Treating hand osteoarthritis at home can be safe and efficient. Living with osteoarthritis can be difficult at time. However, you might not need to see a rheumatologist if some of these options are working for your pain. Today, I have seen another patient that presented to my office for pain in her hands. After taking a detailed history, I told the patient that she has osteoarthritis of the hands. Then many questions followed.
What is osteoarthritis?
It is the most common form of arthritis, also known as “wear and tear” arthritis. It can involve almost all joints, but the hands are one of the joints most commonly affected. Women develop osteoarthritis of the hands more often than men.
What is causing osteoarthritis of the hands?
Initially, rheumatologists believed that only mechanical factors and overuse contribute to this process. More recently, researchers showed that some pro-inflammatory factors appear to drive the production of some proteolytic enzymes responsible for joint tissue destruction.
How does it manifest?
The most common manifestation is pain in the hands that is worsened by movement and relieved by rest. The thumb is frequently affected. Hand mobility is restricted. The last two joints of the phalanx can have bony deformities that can be painful to touch. There is no redness, and the joints are not warm to the touch.
Will X-rays be needed to diagnose osteoarthritis?
X-rays are not necessary most of the time if the clinical picture is clear and there are no severe limitations in the hands’ mobility. However, if severe osteoarthritis is detected and surgery is considered, X-ras can be beneficial. They can show specific changes such as bony growth (called “osteophytes”) joint space narrowing, subchondral sclerosis, and bony cysts.

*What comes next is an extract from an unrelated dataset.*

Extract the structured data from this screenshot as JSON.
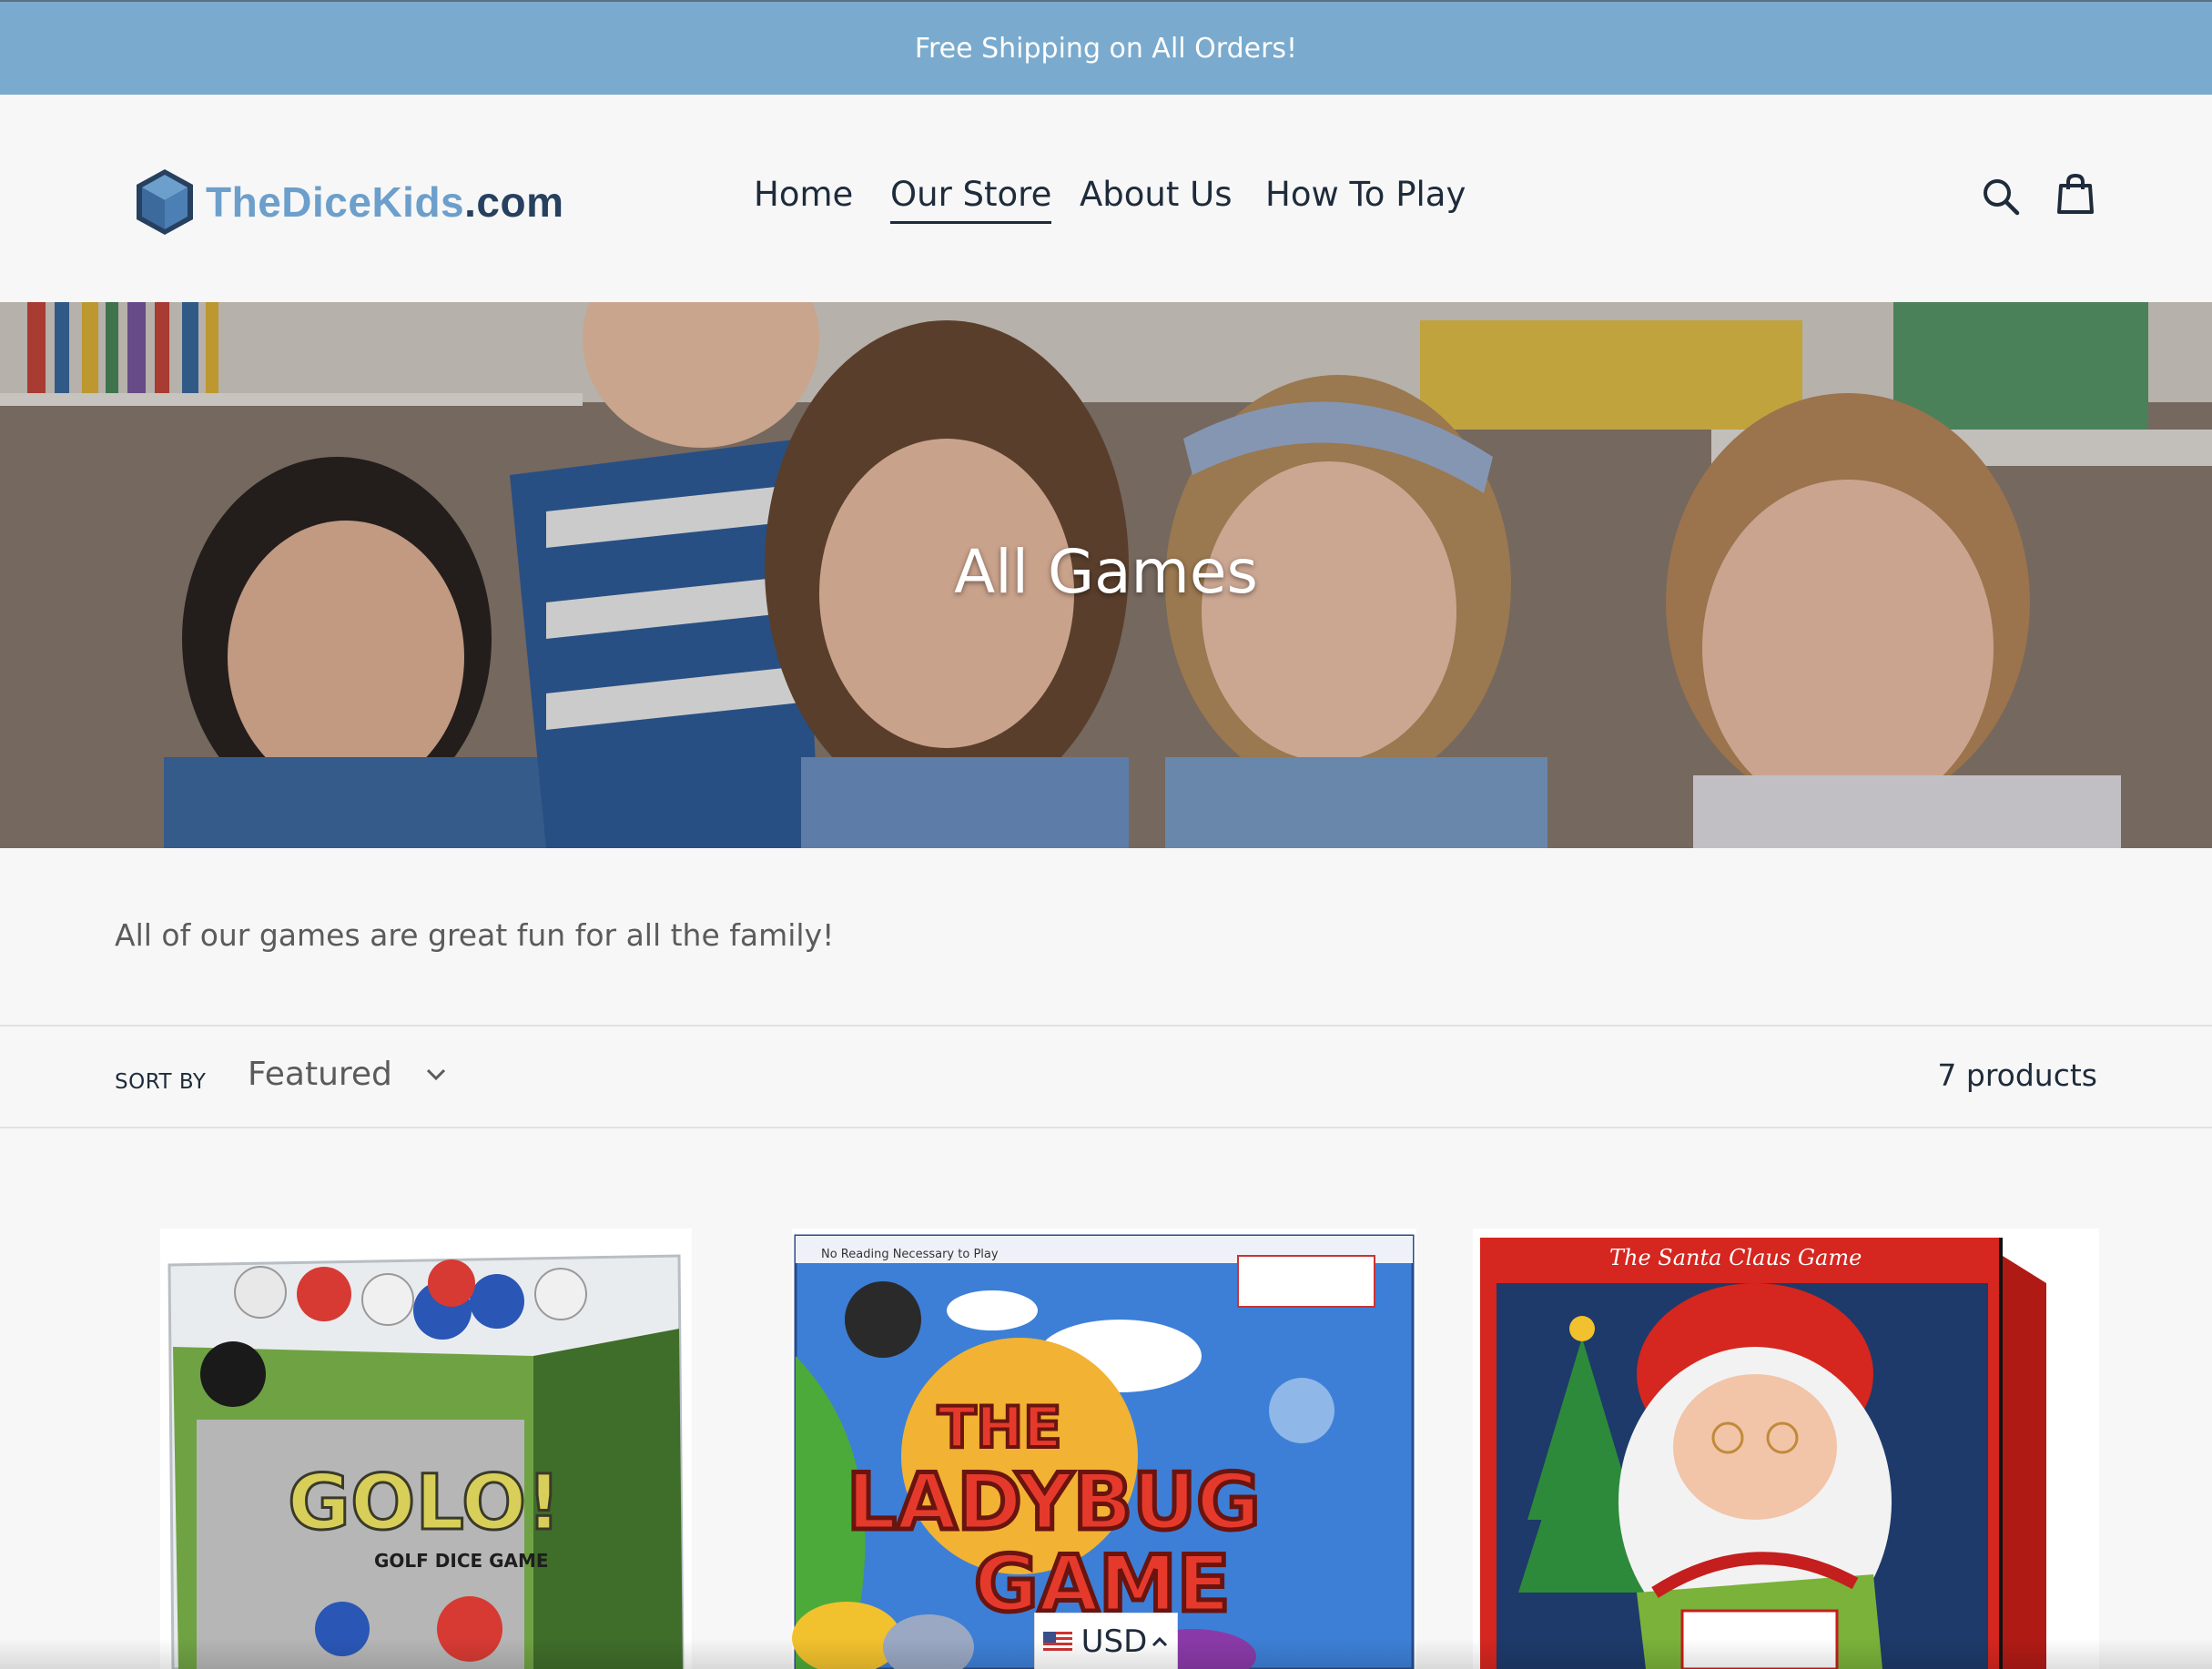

How to treat hands osteoarthritis at home?
You should treat when you have pain. However, it would be best if you worked on maintaining the function of the hand intact by continuing to use the hands. Here are a few options for treatment at home:
- Splinting: most times, the thumb is the most painful joint of the hand. A thumb spica splint (#ad) wore for a few weeks will minimize the pain. If you have pain in the wrist, wear a wrist brace (#ad), especially at night, to put your joints in a neutral position.

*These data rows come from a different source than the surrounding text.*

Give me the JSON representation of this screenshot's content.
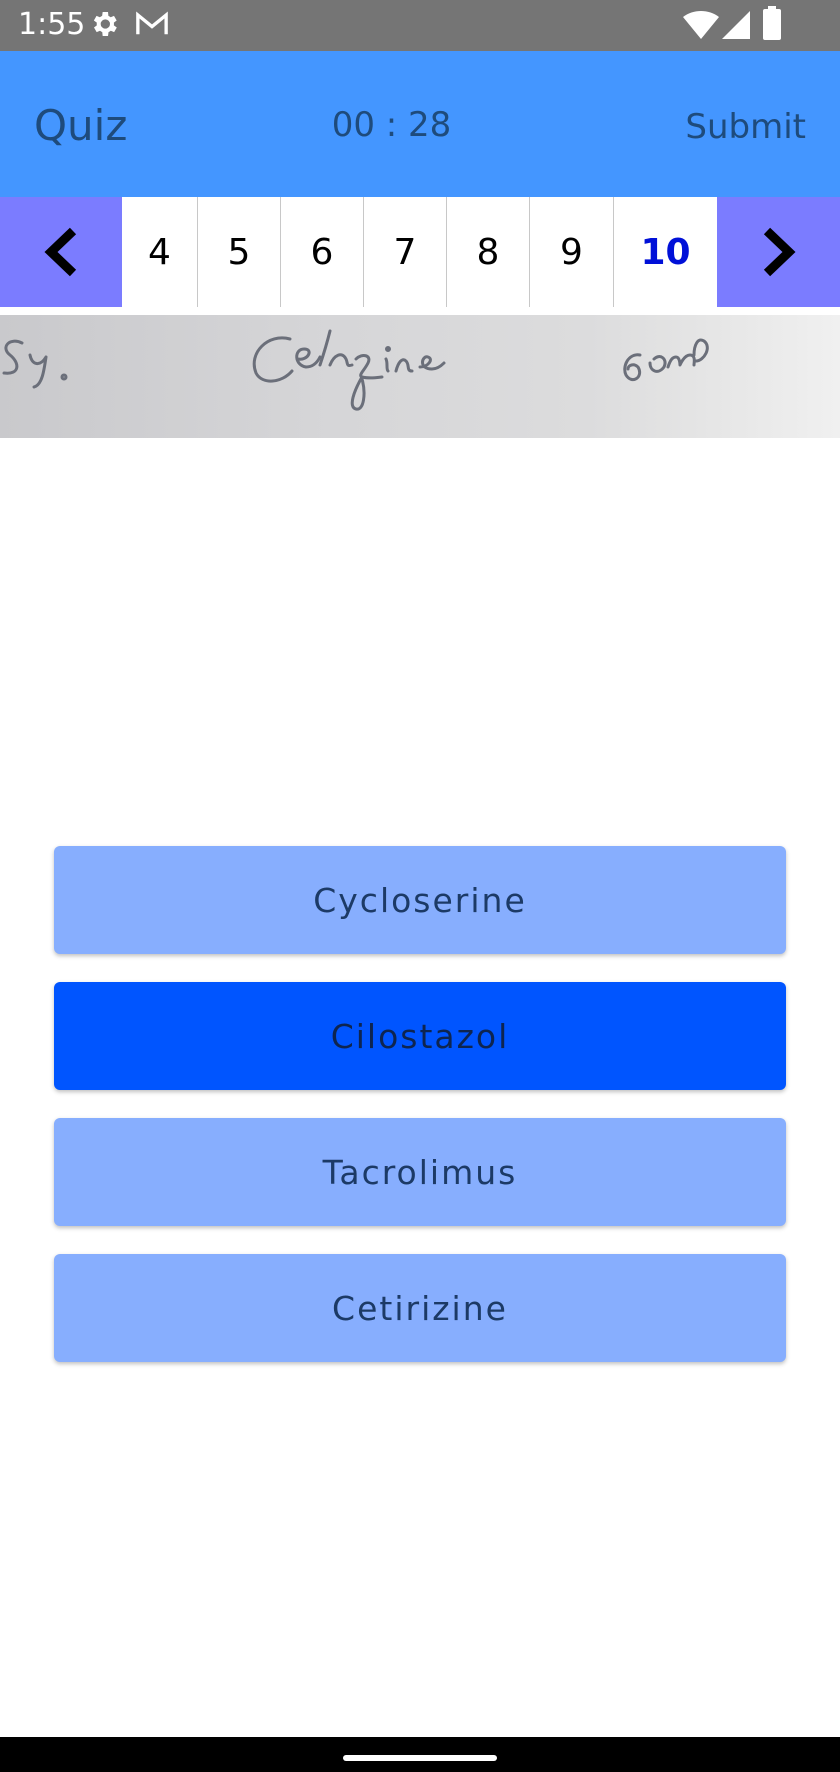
{
  "status_bar": {
    "time": "1:55",
    "icons": [
      "gear-icon",
      "gmail-icon",
      "wifi-icon",
      "signal-icon",
      "battery-icon"
    ]
  },
  "app_bar": {
    "title": "Quiz",
    "timer": "00 : 28",
    "submit_label": "Submit"
  },
  "question_nav": {
    "numbers": [
      "4",
      "5",
      "6",
      "7",
      "8",
      "9",
      "10"
    ],
    "current": "10"
  },
  "question": {
    "image_text": "Sy. Cetrizine 60ml"
  },
  "options": [
    {
      "label": "Cycloserine",
      "selected": false
    },
    {
      "label": "Cilostazol",
      "selected": true
    },
    {
      "label": "Tacrolimus",
      "selected": false
    },
    {
      "label": "Cetirizine",
      "selected": false
    }
  ],
  "colors": {
    "app_bar": "#4496ff",
    "nav_arrow": "#7b7cff",
    "option": "#87aefe",
    "option_selected": "#0055ff",
    "current_number": "#0010d8"
  }
}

- Voltaren gel (#ad, diclofenac gel) is an excellent anti-inflammatory product, finally approved in the US as an over-the-counter medication. The benefit of using an anti-inflammatory gel as a local therapy is vast since this is a targeted therapy. Voltaren gel works great on small joints and has minimal systemic side effects compared to oral NSAIDs. It can be used safely in adequate amounts, even for patients with kidney disease, since minimal blood absorption. Here is a tip: make sure you massage it very well into your joints until you don’t feel it anymore on your skin. You can apply it even 3x/ day.
- Paraffin wax bath: the heat maintained by the paraffin wax will help your pain and make your skin look great. Consider searching online for one or you may consider this product: Paraffin bath (#ad)
- Exercises:maybe it sounds weird, but stretching exercises are beneficial in releasing stiffness and pain. Exercises will strengthen your muscles and improve the function of your hands. Use a rubber ball and start by squeezing it slowly. You may consider this option: Hand grip strengthener (#ad)
- Injections with steroids: only recommended if the pain does not subside with all the other interventions.
For more information, read our following blogs, where I will discuss other types of arthritis. If your pain does not resolve, consider asking an arthritis specialist.
About the Author
Diana Girnita, MD, PhD is an US board certified internal medicine and rheumatology. She completed a PhD in immunology, postdoctoral fellowship at Harvard University, immunology fellowship at University of Pittsburgh and rheumatology fellowship at University of Cincinnati. She is the founder & CEO of Rheumatologist OnCall, a telemedicine company that serves multiple states in the US. Dr. Girnita is a graduate of the Nutrition Science course from Stanford University. Dr. Girnita was recognized many times with “Top Doctor” award (2017-2020) and is frequently invited speaker of the US National Arthritis Foundation. Read more